The Role of Affordable, Point-of-Care Technologies for Cancer Care in Low-and Middle-Income Countries: A Review & Commentary
As the burden of non-communicable diseases such as cancer continues to rise in low- and middle-income countries (LMICs), it is essential to identify and invest in promising solutions for cancer control and treatment. Point-of-care technologies (POCTs) have played critical roles in curbing infectious disease epidemics in both high- and low-income settings, and their successes can serve as a model for transforming cancer care in LMICs, where access to traditional clinical resources is often limited.
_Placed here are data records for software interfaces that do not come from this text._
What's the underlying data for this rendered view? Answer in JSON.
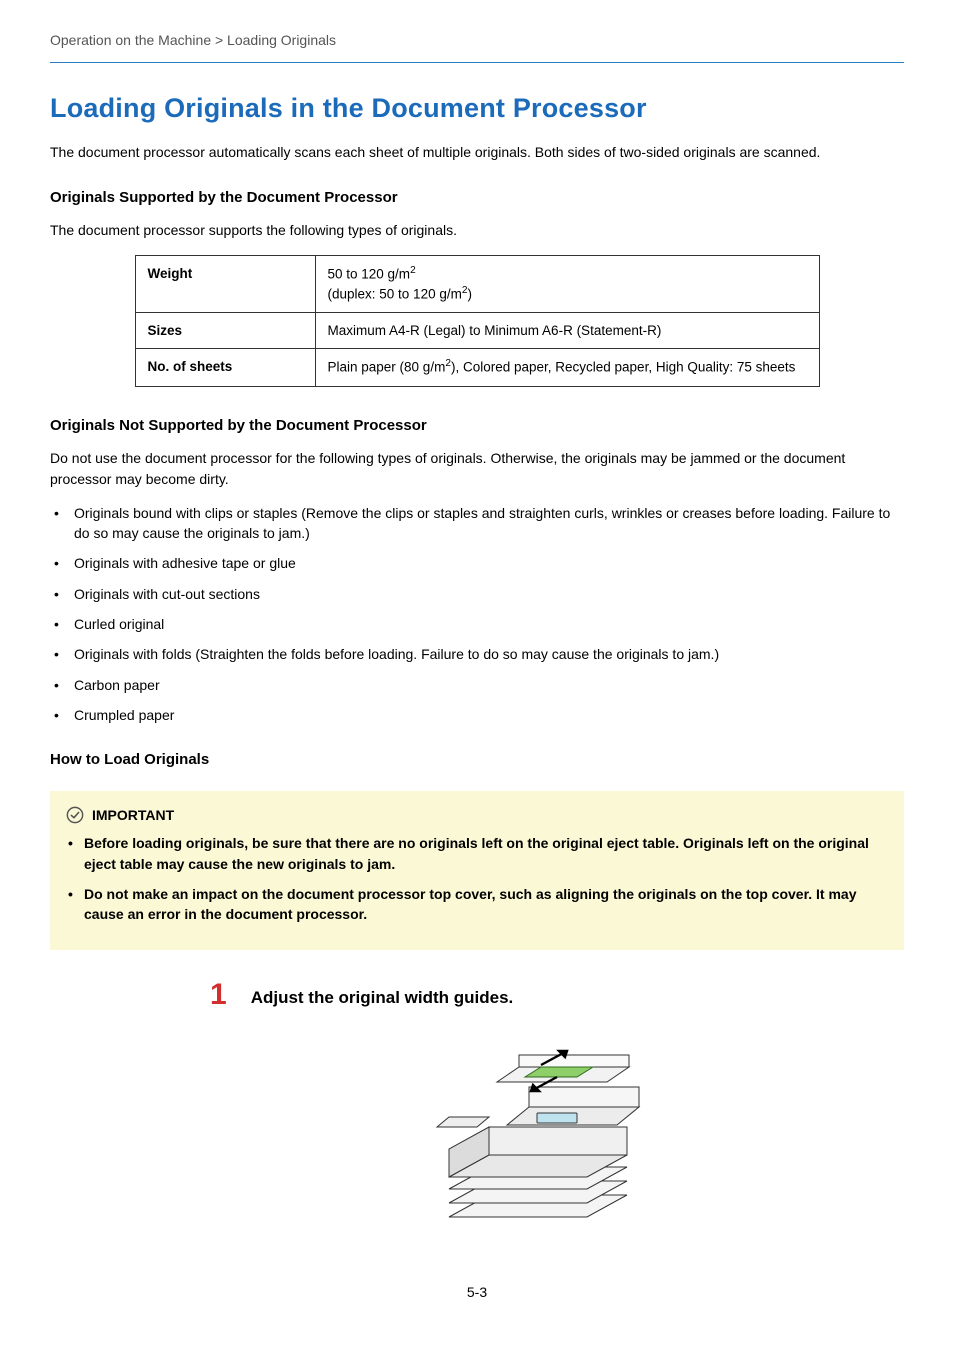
{
  "breadcrumb": "Operation on the Machine > Loading Originals",
  "title": "Loading Originals in the Document Processor",
  "intro": "The document processor automatically scans each sheet of multiple originals. Both sides of two-sided originals are scanned.",
  "section_supported": {
    "heading": "Originals Supported by the Document Processor",
    "lead": "The document processor supports the following types of originals.",
    "table": {
      "rows": [
        {
          "label": "Weight",
          "value_pre": "50 to 120 g/m",
          "value_post": "(duplex: 50 to 120 g/m",
          "value_tail": ")"
        },
        {
          "label": "Sizes",
          "value": "Maximum A4-R (Legal) to Minimum A6-R (Statement-R)"
        },
        {
          "label": "No. of sheets",
          "value_pre2": "Plain paper (80 g/m",
          "value_post2": "), Colored paper, Recycled paper, High Quality: 75 sheets"
        }
      ]
    }
  },
  "section_not_supported": {
    "heading": "Originals Not Supported by the Document Processor",
    "lead": "Do not use the document processor for the following types of originals. Otherwise, the originals may be jammed or the document processor may become dirty.",
    "items": [
      "Originals bound with clips or staples (Remove the clips or staples and straighten curls, wrinkles or creases before loading. Failure to do so may cause the originals to jam.)",
      "Originals with adhesive tape or glue",
      "Originals with cut-out sections",
      "Curled original",
      "Originals with folds (Straighten the folds before loading. Failure to do so may cause the originals to jam.)",
      "Carbon paper",
      "Crumpled paper"
    ]
  },
  "section_howto": {
    "heading": "How to Load Originals"
  },
  "important": {
    "label": "IMPORTANT",
    "items": [
      "Before loading originals, be sure that there are no originals left on the original eject table. Originals left on the original eject table may cause the new originals to jam.",
      "Do not make an impact on the document processor top cover, such as aligning the originals on the top cover. It may cause an error in the document processor."
    ]
  },
  "step1": {
    "num": "1",
    "title": "Adjust the original width guides."
  },
  "page_number": "5-3"
}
The versatility, cost-effectiveness, and simplicity of POCTs warrant attention for their potential to revolutionize cancer detection, diagnosis, and treatment.
The National Institutes of Health Affordable Cancer Technologies Program: Improving Access to Resource-Appropriate Technologies for Cancer Detection, Diagnosis, Monitoring and Treatment in Low- and Middle-Income Countries
This Article is Featured in the Special Issue NIH-IEEE POCT 2015
Point-of-care (POC) technologies have proved valuable in cancer detection, diagnosis, monitoring, and treatment in the developed world, and have shown promise in low-and-middle-income countries (LMIC) as well. Despite this promise, the unique design constraints presented in low-resource settings, coupled with the variety of country-specific regulatory and institutional dynamics, have made it difficult for investigators to translate successful POC cancer interventions to the LMIC markets.